FdEng Integrated Engineering – Electrical
The first of two apprenticeship courses you can study while working – a 3 year foundation degree, developed into a full degree with a 2 year top-up.
How does the degree apprenticeship work?
You study a university course alongside 30+ hours of employment a week – so you'll need a relevant job role before you apply. In this case, the combination of the foundation course and the BEng Electrical Engineering top-up degree meets several apprenticeship 'standards'. So you can choose to work towards one of the following standards – Control/Technical Support Engineer, Electrical/Electronic Support Engineer or Embedded Electronic Systems Design and Development Engineer.
So you get to study for a recognised qualification, while earning a salary and having no student fees to pay.
Our next start date for this course is September 2019
The course normally takes 3 years part-time, with another 2 years to complete the degree top-up, followed by an endpoint assessment which you'll complete within a further 6 months.
1. Course summary
- Study the underlying principles of engineering before specialising in electrical.
- Apply your learning in the workplace and complete projects in systems design.

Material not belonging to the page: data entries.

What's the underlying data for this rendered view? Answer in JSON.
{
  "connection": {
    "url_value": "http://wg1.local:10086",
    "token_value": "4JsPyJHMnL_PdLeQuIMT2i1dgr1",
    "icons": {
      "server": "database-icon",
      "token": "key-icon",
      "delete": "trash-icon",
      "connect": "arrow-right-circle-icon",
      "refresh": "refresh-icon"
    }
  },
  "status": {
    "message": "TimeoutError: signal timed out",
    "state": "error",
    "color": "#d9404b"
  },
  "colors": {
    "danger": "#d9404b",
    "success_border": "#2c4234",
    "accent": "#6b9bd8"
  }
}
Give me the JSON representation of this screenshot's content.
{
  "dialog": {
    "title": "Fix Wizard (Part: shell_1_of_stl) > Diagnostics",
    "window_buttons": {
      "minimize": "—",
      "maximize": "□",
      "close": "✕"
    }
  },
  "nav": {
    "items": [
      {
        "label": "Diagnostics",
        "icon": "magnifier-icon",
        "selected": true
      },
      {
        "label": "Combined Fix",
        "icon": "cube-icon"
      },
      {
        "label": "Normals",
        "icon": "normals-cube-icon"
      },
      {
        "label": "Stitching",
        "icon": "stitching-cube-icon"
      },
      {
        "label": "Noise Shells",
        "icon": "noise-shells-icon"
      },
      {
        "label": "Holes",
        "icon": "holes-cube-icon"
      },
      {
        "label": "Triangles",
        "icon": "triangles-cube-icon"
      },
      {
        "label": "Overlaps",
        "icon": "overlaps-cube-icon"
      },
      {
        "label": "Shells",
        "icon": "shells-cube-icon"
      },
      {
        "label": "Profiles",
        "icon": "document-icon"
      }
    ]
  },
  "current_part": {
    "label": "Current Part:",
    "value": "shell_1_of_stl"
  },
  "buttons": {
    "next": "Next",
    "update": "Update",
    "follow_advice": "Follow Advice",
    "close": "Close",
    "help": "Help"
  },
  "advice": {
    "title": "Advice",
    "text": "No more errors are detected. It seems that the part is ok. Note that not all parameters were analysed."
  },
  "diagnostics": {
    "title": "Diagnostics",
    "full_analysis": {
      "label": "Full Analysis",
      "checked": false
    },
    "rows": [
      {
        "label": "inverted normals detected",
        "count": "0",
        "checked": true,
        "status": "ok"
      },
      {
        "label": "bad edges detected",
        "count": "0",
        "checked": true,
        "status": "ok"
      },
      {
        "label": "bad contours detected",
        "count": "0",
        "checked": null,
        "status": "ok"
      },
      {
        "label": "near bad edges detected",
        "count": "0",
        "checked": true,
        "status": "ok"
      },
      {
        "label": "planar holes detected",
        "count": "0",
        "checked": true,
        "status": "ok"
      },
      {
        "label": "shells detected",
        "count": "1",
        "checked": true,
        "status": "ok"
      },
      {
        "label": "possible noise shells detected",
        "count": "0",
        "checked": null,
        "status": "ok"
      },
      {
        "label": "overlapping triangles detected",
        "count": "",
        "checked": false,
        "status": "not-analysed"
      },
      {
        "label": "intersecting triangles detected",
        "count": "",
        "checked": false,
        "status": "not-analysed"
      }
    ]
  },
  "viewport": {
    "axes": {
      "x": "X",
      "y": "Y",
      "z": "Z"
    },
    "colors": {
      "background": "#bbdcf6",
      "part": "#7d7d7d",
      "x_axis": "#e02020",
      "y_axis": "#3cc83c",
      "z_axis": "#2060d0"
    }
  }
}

- Gain a foundation degree and progress into the Electrical Engineering top-up degree.
Employers are looking for engineering technicians who can combine specialist knowledge with an appreciation of the different engineering disciplines. Additionally, the Engineering UK 2016 report recommends the number of graduates entering engineering occupations needs to double by 2022. So with these qualifications and accreditation from The Institution of Engineering and Technology, you’ll be in a great position to develop your career.
2. How you learn
You’ll learn while working in a current engineering role, so while you study you’ll have the flexibility to work in a variety of related roles across your organisation. As part of the course you’ll gain specialist electrical knowledge, including topics like computing, electrical machines and microprocessors.
You learn through
- part-time study at Sheffield Hallam
- workplace learning
- in-class timed assessments
- portfolio work
3. Where you'll study
You'll study at our City Campus, in modern teaching labs with state of the art testing and analysis equipment.
4. Entry requirements
You need a job role to accompany your apprenticeship course
This has to be 30+ hours a week of employment in a relevant job role – and you would need your employer to agree to fund your course, either through government co-funding or the apprenticeship levy. You must also have the right to Abode in the UK.
You normally need qualifications as well
The usual entry requirements include GCSE (or equivalent) maths and English at Grade C, 4 or above – plus one of the following
- 112 UCAS points from a relevant science or technology A-level – or two AS-levels – or BTEC qualifications
- an advanced VCE double award in a relevant engineering, manufacturing or technology topic
- an EdExcel/BTEC/SCOTVEC National Certificate or Diploma in a science or technology subject
- a pass in the preparatory year of the Extended Degree Programme Engineering and Mathematics or another suitable science or technology foundation or access course (with an overall average mark of at least 40%
- an equivalent qualification
Though we may also consider candidates with relevant work experience.
|Year 1||• maths and engineering science • engineering principles • analogue and digital electronics • business and project management|
|Year 2||• computing for engineers • investigative project • analogue and digital electronics 2
plus your choice of • materials engineering • introduction to PLCs • control and instrumentation
|Year 3||• work-based project • maths for electrical engineers • electrical machines and drives • microprocessor systems|
6. Fees and funding
You'll need an employer who can support your application – funding your course through government co-funding or the apprenticeship levy.
How do I apply?
If you're already employed and your employer is willing to support your application, here's what you need to do.
If you don't have an employer who can support you yet, here's how you can look for opportunities.